> **THE PROBLEM**
Report back every line of the entries that contains "title", exactly as written.

> **MATERIAL FOR THIS TASK**
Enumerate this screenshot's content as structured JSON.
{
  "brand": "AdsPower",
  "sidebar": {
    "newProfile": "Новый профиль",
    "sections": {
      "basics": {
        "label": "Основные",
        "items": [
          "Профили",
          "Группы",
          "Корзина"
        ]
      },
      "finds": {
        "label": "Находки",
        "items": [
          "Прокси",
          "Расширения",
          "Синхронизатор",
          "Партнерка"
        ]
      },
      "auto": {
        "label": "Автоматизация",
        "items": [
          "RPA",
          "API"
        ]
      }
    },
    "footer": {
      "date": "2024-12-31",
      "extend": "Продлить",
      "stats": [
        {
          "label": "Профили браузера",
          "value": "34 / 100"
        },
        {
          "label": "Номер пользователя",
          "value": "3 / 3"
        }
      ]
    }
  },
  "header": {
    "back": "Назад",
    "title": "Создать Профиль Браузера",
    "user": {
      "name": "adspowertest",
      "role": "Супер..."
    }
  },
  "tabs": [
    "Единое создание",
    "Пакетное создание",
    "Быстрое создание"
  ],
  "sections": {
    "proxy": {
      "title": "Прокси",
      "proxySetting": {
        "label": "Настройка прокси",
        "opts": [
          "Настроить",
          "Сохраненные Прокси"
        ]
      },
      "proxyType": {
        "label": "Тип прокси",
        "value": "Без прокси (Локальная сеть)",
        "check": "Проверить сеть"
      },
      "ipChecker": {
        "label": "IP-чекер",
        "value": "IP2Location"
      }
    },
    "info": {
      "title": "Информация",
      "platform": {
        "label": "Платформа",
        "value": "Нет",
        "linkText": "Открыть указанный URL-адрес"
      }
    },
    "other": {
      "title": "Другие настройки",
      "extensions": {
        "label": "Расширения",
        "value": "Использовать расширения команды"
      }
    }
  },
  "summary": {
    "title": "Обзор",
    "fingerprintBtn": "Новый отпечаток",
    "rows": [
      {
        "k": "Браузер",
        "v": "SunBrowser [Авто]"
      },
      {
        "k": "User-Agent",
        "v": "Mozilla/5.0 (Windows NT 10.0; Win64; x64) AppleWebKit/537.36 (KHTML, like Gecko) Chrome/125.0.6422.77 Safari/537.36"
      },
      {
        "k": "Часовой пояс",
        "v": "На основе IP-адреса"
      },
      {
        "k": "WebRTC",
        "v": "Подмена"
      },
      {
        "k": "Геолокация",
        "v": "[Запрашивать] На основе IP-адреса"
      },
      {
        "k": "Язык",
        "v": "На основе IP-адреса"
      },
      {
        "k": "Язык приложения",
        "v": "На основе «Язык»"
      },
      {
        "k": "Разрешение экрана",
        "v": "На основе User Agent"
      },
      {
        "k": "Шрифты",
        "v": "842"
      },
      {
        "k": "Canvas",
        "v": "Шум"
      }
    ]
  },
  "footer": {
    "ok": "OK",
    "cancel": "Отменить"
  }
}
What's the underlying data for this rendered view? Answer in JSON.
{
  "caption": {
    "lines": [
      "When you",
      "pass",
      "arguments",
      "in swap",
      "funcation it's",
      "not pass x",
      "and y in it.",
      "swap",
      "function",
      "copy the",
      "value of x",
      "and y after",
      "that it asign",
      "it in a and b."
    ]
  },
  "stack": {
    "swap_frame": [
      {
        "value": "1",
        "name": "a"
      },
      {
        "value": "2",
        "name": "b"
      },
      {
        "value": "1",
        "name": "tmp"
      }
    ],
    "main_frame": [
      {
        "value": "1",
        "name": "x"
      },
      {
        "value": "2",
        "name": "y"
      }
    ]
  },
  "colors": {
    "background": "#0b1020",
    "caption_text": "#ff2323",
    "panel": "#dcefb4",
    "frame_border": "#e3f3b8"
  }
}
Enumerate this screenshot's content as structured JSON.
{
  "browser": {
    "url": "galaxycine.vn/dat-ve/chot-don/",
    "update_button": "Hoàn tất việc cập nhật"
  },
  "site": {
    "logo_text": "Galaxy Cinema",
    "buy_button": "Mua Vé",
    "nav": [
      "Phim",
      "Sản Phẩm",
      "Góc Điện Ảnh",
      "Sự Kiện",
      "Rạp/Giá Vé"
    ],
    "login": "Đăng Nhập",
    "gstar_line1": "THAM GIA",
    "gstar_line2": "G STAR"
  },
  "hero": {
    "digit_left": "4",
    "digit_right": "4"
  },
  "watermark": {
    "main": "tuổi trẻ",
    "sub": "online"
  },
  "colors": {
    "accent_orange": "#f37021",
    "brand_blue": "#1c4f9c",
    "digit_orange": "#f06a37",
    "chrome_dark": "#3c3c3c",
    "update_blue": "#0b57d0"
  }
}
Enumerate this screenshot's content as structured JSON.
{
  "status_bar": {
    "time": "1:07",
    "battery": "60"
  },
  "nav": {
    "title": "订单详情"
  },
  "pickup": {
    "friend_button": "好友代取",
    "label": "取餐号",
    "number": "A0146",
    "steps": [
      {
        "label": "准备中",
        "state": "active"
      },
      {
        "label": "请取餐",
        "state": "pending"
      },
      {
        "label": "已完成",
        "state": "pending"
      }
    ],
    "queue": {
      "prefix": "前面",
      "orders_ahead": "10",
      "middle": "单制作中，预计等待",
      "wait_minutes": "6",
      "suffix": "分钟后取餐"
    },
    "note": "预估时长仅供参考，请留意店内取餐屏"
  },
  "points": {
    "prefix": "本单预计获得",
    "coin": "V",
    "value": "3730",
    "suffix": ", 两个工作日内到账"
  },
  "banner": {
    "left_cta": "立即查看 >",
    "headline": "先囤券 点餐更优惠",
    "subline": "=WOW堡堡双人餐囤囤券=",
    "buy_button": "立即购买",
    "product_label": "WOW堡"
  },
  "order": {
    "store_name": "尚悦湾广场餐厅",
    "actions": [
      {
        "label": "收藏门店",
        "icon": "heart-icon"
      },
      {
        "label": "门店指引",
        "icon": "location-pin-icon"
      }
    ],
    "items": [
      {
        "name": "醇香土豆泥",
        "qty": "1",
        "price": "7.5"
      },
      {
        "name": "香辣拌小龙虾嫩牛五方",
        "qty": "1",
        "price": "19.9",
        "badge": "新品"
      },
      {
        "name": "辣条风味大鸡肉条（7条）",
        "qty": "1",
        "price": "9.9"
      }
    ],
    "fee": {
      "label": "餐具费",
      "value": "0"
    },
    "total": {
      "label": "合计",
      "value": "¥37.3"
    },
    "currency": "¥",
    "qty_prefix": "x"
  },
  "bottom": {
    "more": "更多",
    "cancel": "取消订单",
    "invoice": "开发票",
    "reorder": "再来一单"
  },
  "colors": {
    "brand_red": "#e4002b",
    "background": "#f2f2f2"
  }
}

> **SOLUTION TO THIS EXERCISE**
    "title": "Создать Профиль Браузера",
      "title": "Прокси",
      "title": "Информация",
      "title": "Другие настройки",
    "title": "Обзор",
    "title": "订单详情"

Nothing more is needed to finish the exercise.